Lately, there seems to be a palpable uptick in news related to FDA’s regulation of off-label communications. Here are some of the developments we’ve been following:
- CDER Director Janet Woodcock noted in her remarks at the FDLI Annual Conference that the agency is “currently evaluating our advertising policies in light of first amendment issues … that is something we are doing very diligently right now.”
- FDA Chief Counsel Elizabeth Dickinson announced that the agency will hold a public meeting this summer to address industry’s first amendment concerns about FDA’s restrictions on off-label promotion.
- PhRMA published an article in the Food and Drug Law Journal calling on FDA to establish a “clear safe harbor” for manufacturers to share data and information with healthcare professionals about off-label, medically accepted uses of FDA-approved products.
- On May 6th, FDA announced it was withdrawing 47 draft guidance documents that were published before December 31, 2013 but never finalized.
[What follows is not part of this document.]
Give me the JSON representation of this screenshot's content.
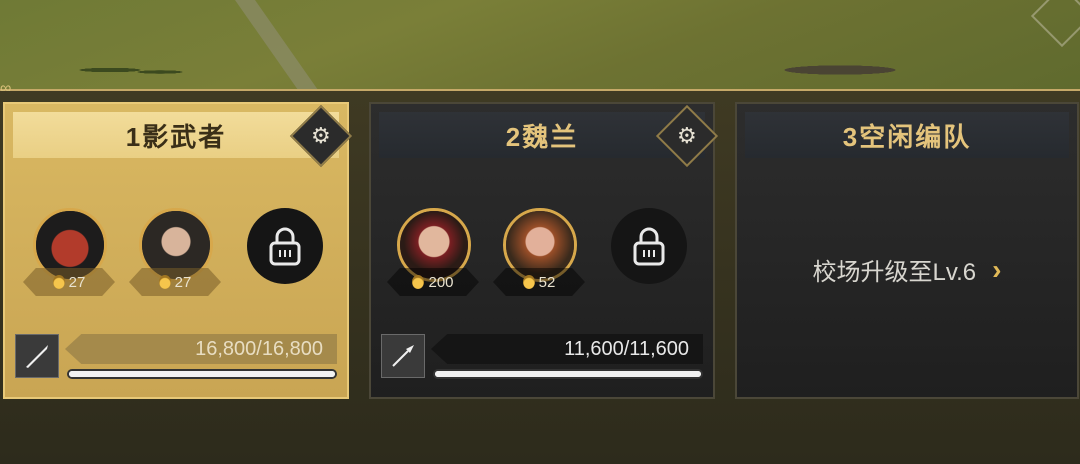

This en masse withdrawal was part of a broader action plan to resolve a much larger number of draft guidance documents published before December 31, 2013. This broader action plan noted that the 2011 draft guidance on responding to unsolicited requests for off-label information would be reissued, with a target date of 2Q 2015.
- Yet the next day, trade press reported that FDA plans to delay issuance of the unsolicited requests guidance until after the public meeting this summer.
- Also on May 7th, Amarin Pharmaceuticals, Inc. and four New York-based doctors filed a complaint against FDA in the U.S. District Court for the Southern District of New York seeking, among other things, a declaratory judgment that they can engage in truthful and non-misleading speech about an off-label use of Vascepa® (icosapent ethyl) without fear of criminal prosecution or civil liability.
While all of these developments are quite interesting, it’s unclear whether FDA intends to provide guidance anytime soon. Last year FDA had signaled, through its responses to citizen petitions filed by the Medical Information Working Group, that some clarification would be forthcoming. Now, with a public meeting to hear stakeholder views promised in the summer (but with no specific meeting details announced yet), it’s looking less likely that the agency is on the cusp of issuing new guidance on the increasingly fraught topic of off-label communication.
We’ll be tracking developments on this topic (and other advertising/promotion topics in FDA’s 2015 guidance agenda, such as health care economic information and use of links to third-party sites), so check back again.